The Norwegian economy has performed better than most other industrial countries during the global crisis. Following a decline in the second half of 2008 and into 2009, economic activity started recovering in the second quarter of last year. Growth in private and public consumption and exports of traditional goods has been the main driving forces in the recovery.

Mainland GDP contracted by 1.5 per cent in 2009, but is expected to pick up to a growth of a good 2 per cent in 2010 and 2¾ per cent in 2011. Private consumption is expected to be an important driving force behind the upswing, fuelled by continued low unemployment and low interest rates. Export of traditional goods is expected to pick up as the outlook for the global economy continues to improve. However, the crisis in Greece and high levels of government debt in several other countries add a significant element of uncertainty to the economic prospects in Europe.

The economic downturn in 2009 resulted in a weakening of the Norwegian labour market. The decline seems to have been replaced by a modest recovery in the last two quarters. Employment has shown some signs of recovery, and the seasonally adjusted unemployment rate as measured in the Labour Force Survey (LFS) has remained at 3¼ -3½ percent of the labour force since the third quarter of 2009. Developments in recent months and the economic outlook, suggests that unemployment in 2010 and 2011 can be expected to stabilize at around 3½ per cent, which is well below the average for the past 20 years.


Key figures for the Norwegian economy1. Per cent

2009
NOK billion2


2009


2010

Private consumption

1012.3

0.0

4.3

Public consumption

534.9

5.2

2.4

Gross fixed investments

515.4

-7.9

-3.6

Petroleum

136.5

6.4

-2.5

Business sector, Mainland Norway

199.1

-14.5

-7.8

Exports

1005.5

-4.3

0.8

Crude oil and natural gas

463.6

-1.3

-3.0

Traditional goods

278.4

-7.8

4.7

Imports

657.8

-9.7

3.7

Traditional goods

409.2

-13.1

4.7

Gross domestic product

2408.3

-1.5

0.9

Mainland Norway

1 853.8

-1.5

2.1

Memorandum items:

Consumer price inflation (CPI)

2.1

2.2

Underlying inflation (CPI-ATE)

2.6

1.3

Wage growth

4.1

Employment growth

-0.4

-0.1

Unemployment rate (LFS)

3.2

3.5

Crude oil per barrel, NOK2

388

475

Current account balance (pct. of GDP)

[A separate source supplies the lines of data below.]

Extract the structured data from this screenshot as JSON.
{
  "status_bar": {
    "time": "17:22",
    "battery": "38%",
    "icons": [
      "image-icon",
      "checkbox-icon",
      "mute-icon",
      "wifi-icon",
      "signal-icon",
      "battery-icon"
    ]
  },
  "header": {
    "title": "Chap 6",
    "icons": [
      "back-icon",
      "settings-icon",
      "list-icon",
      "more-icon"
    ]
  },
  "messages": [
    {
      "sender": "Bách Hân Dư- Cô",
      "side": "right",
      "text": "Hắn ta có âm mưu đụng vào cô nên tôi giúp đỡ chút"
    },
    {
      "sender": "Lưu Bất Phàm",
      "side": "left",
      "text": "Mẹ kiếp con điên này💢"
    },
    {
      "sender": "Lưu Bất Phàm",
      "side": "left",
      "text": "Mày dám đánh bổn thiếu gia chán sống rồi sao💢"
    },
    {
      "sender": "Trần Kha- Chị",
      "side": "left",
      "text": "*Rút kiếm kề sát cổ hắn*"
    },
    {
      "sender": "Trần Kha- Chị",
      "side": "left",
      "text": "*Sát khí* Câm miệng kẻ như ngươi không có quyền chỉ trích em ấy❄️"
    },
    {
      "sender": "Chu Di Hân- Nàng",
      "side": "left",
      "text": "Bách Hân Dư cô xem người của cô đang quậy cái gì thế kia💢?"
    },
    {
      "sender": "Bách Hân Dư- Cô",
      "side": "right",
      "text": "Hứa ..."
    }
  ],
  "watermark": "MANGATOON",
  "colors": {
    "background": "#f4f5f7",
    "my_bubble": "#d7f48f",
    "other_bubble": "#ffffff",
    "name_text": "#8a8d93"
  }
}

13.8

15.0

1 Constant 2007 prices.
2 Current prices.

Sources: Statistics Norway and Ministry of Finance

 

 


Key figures for the Fiscal Budget and Government Pension Fund. NOK billion

2008

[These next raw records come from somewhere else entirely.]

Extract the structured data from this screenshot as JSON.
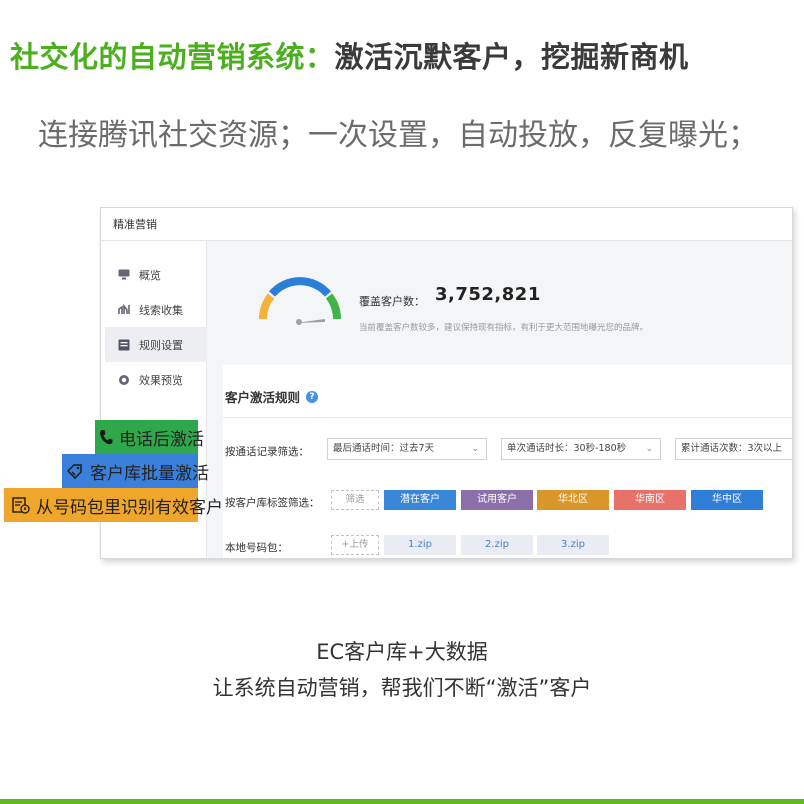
{
  "headline": {
    "green_part": "社交化的自动营销系统",
    "sep": "：",
    "dark_part": "激活沉默客户，挖掘新商机"
  },
  "subline": "连接腾讯社交资源；一次设置，自动投放，反复曝光；",
  "app": {
    "title": "精准营销",
    "sidebar": [
      {
        "label": "概览",
        "icon": "monitor-icon"
      },
      {
        "label": "线索收集",
        "icon": "funnel-icon"
      },
      {
        "label": "规则设置",
        "icon": "rules-icon"
      },
      {
        "label": "效果预览",
        "icon": "eye-icon"
      }
    ],
    "cover": {
      "label": "覆盖客户数：",
      "value": "3,752,821",
      "note": "当前覆盖客户数较多，建议保持现有指标，有利于更大范围地曝光您的品牌。"
    },
    "rules": {
      "title": "客户激活规则",
      "call_filter_label": "按通话记录筛选：",
      "call_filters": [
        "最后通话时间：过去7天",
        "单次通话时长：30秒-180秒",
        "累计通话次数：3次以上"
      ],
      "tag_filter_label": "按客户库标签筛选：",
      "tag_filter_button": "筛选",
      "tags": [
        {
          "label": "潜在客户",
          "color": "#3a86d6"
        },
        {
          "label": "试用客户",
          "color": "#8c6fa8"
        },
        {
          "label": "华北区",
          "color": "#d9962a"
        },
        {
          "label": "华南区",
          "color": "#e8726a"
        },
        {
          "label": "华中区",
          "color": "#2f7fd8"
        }
      ],
      "local_pack_label": "本地号码包：",
      "upload_button": "+上传",
      "zips": [
        "1.zip",
        "2.zip",
        "3.zip"
      ]
    }
  },
  "callouts": [
    {
      "label": "电话后激活",
      "icon": "phone-icon",
      "color": "#2ea84a"
    },
    {
      "label": "客户库批量激活",
      "icon": "tag-icon",
      "color": "#3a7fd9"
    },
    {
      "label": "从号码包里识别有效客户",
      "icon": "file-icon",
      "color": "#f0a62a"
    }
  ],
  "taglines": [
    "EC客户库+大数据",
    "让系统自动营销，帮我们不断“激活”客户"
  ]
}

2009

2010

1. Fiscal Budget

Total revenues

1182.6

1051.9

1027.0

Revenues from petroleum activities

437.7

304.5

287.2

Revenues excl. petroleum activities

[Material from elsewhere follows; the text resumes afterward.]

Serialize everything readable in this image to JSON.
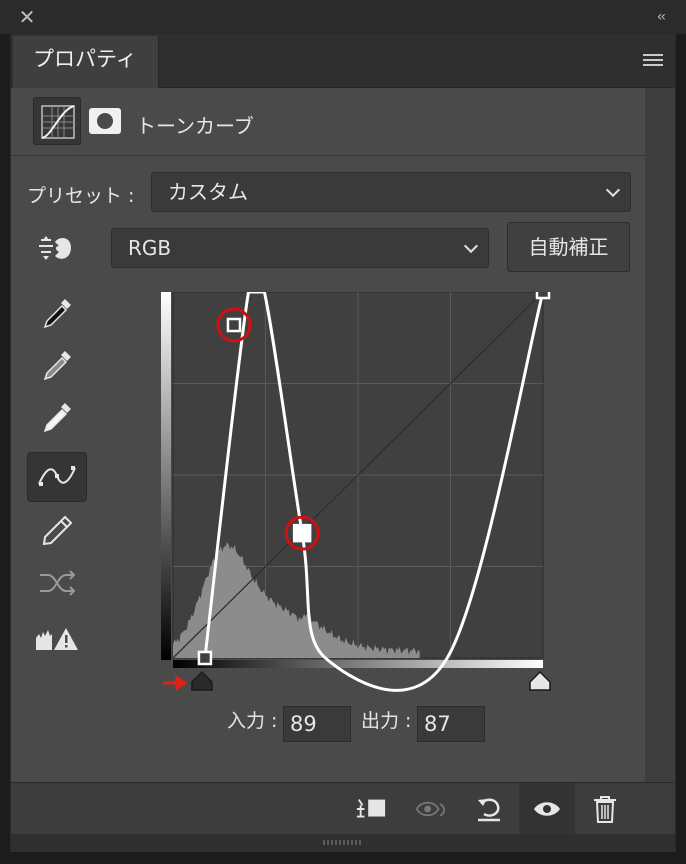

744.9

747.4

739.8

Total expenditures

778.6

868.7

905.1

Expenditures on petroleum activities

21.8

24.7

25.7

Expenditures excl. petroleum activities

756.7

843.9

879.4

Fiscal budget surplus before transfers to the Pension Fund – Global

404.1

183.2

121.9

- Net revenues from petroleum activities

415.9

279.8

261.5

= Non-oil budget surplus

-11.8

-96.6

-139.6

+ Transfers from the Pension Fund – Global

8.4

107.2

139.6

= Fiscal Budget surplus

-3.4

10.7

0.0

2. Government Pension Fund

Net transfer to the Pension Fund – Global

407.5

172.6

121.9

+ Dividends on the Pension Fund

103.1

91.3

108.2

= Surplus in the Pension Fund

510.6

263.8

230.1

3. Fiscal Budget and Government Pension Fund consolidated surplus

507.2

274.5

230.1

Source: Ministry of Finance.

 

General government financial balance. NOK billion

2008

2009

2010

Fiscal Budget surplus

-3.4

10.7

0.0

+ Surplus in Government Pension Fund

510.6

263.8

230.1

+ Surplus in other central government and social

security accounts

-1.3

2.4

2.9

+ Definitional differences between Fiscal Budget and
national accounts 1)

10.5

-21.5

48.6

= Central government financial balance

516.3

255.4

281.6

+ Local government financial balance

-31.7

-23.3

-23.4

= General government financial balance

484.7

232.1

258.2

In per cent of GDP

19.1

9.6

10.2

1) Includes central government accrued, but not recorded taxes. Direct investments in state enterprises, including government petroleum activities, is defined as financial investments in the national accounts.

Sources: Statistics Norway and Ministry of Finance.